*What to work on*: An answer that reproduces all the entries exactly is what is needed.

*Record extracts*:
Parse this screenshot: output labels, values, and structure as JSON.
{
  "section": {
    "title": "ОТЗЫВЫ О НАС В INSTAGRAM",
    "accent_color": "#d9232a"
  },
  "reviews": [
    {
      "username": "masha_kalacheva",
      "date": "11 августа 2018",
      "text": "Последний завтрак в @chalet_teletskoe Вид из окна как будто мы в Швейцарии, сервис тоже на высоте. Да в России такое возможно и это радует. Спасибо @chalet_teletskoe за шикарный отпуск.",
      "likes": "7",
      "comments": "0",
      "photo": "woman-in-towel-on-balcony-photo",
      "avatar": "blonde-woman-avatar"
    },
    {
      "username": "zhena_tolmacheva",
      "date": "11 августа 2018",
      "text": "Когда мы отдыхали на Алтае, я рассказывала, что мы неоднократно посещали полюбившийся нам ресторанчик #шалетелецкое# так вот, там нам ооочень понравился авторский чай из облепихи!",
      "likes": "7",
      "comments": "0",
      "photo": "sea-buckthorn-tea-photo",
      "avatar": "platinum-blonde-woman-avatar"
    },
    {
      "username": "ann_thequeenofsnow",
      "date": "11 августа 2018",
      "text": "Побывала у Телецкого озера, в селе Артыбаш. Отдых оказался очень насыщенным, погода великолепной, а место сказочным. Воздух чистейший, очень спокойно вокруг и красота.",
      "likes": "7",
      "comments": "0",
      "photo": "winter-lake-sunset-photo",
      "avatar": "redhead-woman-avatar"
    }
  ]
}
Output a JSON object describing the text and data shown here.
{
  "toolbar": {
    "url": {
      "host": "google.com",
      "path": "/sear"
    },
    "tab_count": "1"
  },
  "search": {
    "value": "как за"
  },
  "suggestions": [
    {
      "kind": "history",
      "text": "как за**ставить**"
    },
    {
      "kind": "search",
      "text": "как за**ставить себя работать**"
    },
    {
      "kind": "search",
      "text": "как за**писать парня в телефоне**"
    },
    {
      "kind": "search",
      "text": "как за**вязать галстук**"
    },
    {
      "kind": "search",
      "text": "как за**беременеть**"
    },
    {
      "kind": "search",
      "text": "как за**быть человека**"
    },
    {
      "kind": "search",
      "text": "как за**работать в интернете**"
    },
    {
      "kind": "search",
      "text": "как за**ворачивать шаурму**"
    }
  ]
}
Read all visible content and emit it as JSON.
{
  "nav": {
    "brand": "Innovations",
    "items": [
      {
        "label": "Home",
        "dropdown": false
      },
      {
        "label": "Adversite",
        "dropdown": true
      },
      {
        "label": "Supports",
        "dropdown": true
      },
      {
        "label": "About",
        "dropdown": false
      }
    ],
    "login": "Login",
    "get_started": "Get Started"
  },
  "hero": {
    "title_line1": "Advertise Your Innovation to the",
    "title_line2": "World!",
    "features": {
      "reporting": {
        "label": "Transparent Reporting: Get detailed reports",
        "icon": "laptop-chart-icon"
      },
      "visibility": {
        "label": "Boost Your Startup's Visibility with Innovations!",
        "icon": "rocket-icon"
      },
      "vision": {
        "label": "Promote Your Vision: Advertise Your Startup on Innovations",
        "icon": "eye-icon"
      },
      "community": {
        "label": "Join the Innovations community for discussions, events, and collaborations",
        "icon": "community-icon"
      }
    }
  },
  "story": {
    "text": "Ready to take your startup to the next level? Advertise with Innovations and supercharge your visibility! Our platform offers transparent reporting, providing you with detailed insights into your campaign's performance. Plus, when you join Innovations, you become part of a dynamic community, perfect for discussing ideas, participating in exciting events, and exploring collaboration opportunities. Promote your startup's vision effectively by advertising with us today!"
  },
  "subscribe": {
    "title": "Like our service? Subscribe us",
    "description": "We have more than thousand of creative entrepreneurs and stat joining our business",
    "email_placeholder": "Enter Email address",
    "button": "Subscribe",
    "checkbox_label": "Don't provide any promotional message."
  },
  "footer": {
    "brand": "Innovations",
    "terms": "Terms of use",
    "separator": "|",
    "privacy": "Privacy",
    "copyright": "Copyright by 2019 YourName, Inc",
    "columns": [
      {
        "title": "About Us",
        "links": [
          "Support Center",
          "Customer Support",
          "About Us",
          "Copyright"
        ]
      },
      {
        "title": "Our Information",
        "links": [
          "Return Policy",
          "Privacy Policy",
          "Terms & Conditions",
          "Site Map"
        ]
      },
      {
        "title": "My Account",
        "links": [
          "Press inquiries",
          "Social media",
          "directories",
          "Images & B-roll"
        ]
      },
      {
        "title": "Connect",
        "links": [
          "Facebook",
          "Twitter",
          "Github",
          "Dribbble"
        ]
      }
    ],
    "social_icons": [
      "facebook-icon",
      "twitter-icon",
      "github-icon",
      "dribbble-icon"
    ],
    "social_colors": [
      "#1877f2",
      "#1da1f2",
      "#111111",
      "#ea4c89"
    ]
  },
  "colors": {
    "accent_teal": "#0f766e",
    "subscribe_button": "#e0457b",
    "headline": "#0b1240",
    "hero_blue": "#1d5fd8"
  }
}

*Answer space*:
Parse this screenshot: output labels, values, and structure as JSON.
{
  "section": {
    "title": "ОТЗЫВЫ О НАС В INSTAGRAM",
    "accent_color": "#d9232a"
  },
  "reviews": [
    {
      "username": "masha_kalacheva",
      "date": "11 августа 2018",
      "text": "Последний завтрак в @chalet_teletskoe Вид из окна как будто мы в Швейцарии, сервис тоже на высоте. Да в России такое возможно и это радует. Спасибо @chalet_teletskoe за шикарный отпуск.",
      "likes": "7",
      "comments": "0",
      "photo": "woman-in-towel-on-balcony-photo",
      "avatar": "blonde-woman-avatar"
    },
    {
      "username": "zhena_tolmacheva",
      "date": "11 августа 2018",
      "text": "Когда мы отдыхали на Алтае, я рассказывала, что мы неоднократно посещали полюбившийся нам ресторанчик #шалетелецкое# так вот, там нам ооочень понравился авторский чай из облепихи!",
      "likes": "7",
      "comments": "0",
      "photo": "sea-buckthorn-tea-photo",
      "avatar": "platinum-blonde-woman-avatar"
    },
    {
      "username": "ann_thequeenofsnow",
      "date": "11 августа 2018",
      "text": "Побывала у Телецкого озера, в селе Артыбаш. Отдых оказался очень насыщенным, погода великолепной, а место сказочным. Воздух чистейший, очень спокойно вокруг и красота.",
      "likes": "7",
      "comments": "0",
      "photo": "winter-lake-sunset-photo",
      "avatar": "redhead-woman-avatar"
    }
  ]
}
Output a JSON object describing the text and data shown here.
{
  "toolbar": {
    "url": {
      "host": "google.com",
      "path": "/sear"
    },
    "tab_count": "1"
  },
  "search": {
    "value": "как за"
  },
  "suggestions": [
    {
      "kind": "history",
      "text": "как за**ставить**"
    },
    {
      "kind": "search",
      "text": "как за**ставить себя работать**"
    },
    {
      "kind": "search",
      "text": "как за**писать парня в телефоне**"
    },
    {
      "kind": "search",
      "text": "как за**вязать галстук**"
    },
    {
      "kind": "search",
      "text": "как за**беременеть**"
    },
    {
      "kind": "search",
      "text": "как за**быть человека**"
    },
    {
      "kind": "search",
      "text": "как за**работать в интернете**"
    },
    {
      "kind": "search",
      "text": "как за**ворачивать шаурму**"
    }
  ]
}
Read all visible content and emit it as JSON.
{
  "nav": {
    "brand": "Innovations",
    "items": [
      {
        "label": "Home",
        "dropdown": false
      },
      {
        "label": "Adversite",
        "dropdown": true
      },
      {
        "label": "Supports",
        "dropdown": true
      },
      {
        "label": "About",
        "dropdown": false
      }
    ],
    "login": "Login",
    "get_started": "Get Started"
  },
  "hero": {
    "title_line1": "Advertise Your Innovation to the",
    "title_line2": "World!",
    "features": {
      "reporting": {
        "label": "Transparent Reporting: Get detailed reports",
        "icon": "laptop-chart-icon"
      },
      "visibility": {
        "label": "Boost Your Startup's Visibility with Innovations!",
        "icon": "rocket-icon"
      },
      "vision": {
        "label": "Promote Your Vision: Advertise Your Startup on Innovations",
        "icon": "eye-icon"
      },
      "community": {
        "label": "Join the Innovations community for discussions, events, and collaborations",
        "icon": "community-icon"
      }
    }
  },
  "story": {
    "text": "Ready to take your startup to the next level? Advertise with Innovations and supercharge your visibility! Our platform offers transparent reporting, providing you with detailed insights into your campaign's performance. Plus, when you join Innovations, you become part of a dynamic community, perfect for discussing ideas, participating in exciting events, and exploring collaboration opportunities. Promote your startup's vision effectively by advertising with us today!"
  },
  "subscribe": {
    "title": "Like our service? Subscribe us",
    "description": "We have more than thousand of creative entrepreneurs and stat joining our business",
    "email_placeholder": "Enter Email address",
    "button": "Subscribe",
    "checkbox_label": "Don't provide any promotional message."
  },
  "footer": {
    "brand": "Innovations",
    "terms": "Terms of use",
    "separator": "|",
    "privacy": "Privacy",
    "copyright": "Copyright by 2019 YourName, Inc",
    "columns": [
      {
        "title": "About Us",
        "links": [
          "Support Center",
          "Customer Support",
          "About Us",
          "Copyright"
        ]
      },
      {
        "title": "Our Information",
        "links": [
          "Return Policy",
          "Privacy Policy",
          "Terms & Conditions",
          "Site Map"
        ]
      },
      {
        "title": "My Account",
        "links": [
          "Press inquiries",
          "Social media",
          "directories",
          "Images & B-roll"
        ]
      },
      {
        "title": "Connect",
        "links": [
          "Facebook",
          "Twitter",
          "Github",
          "Dribbble"
        ]
      }
    ],
    "social_icons": [
      "facebook-icon",
      "twitter-icon",
      "github-icon",
      "dribbble-icon"
    ],
    "social_colors": [
      "#1877f2",
      "#1da1f2",
      "#111111",
      "#ea4c89"
    ]
  },
  "colors": {
    "accent_teal": "#0f766e",
    "subscribe_button": "#e0457b",
    "headline": "#0b1240",
    "hero_blue": "#1d5fd8"
  }
}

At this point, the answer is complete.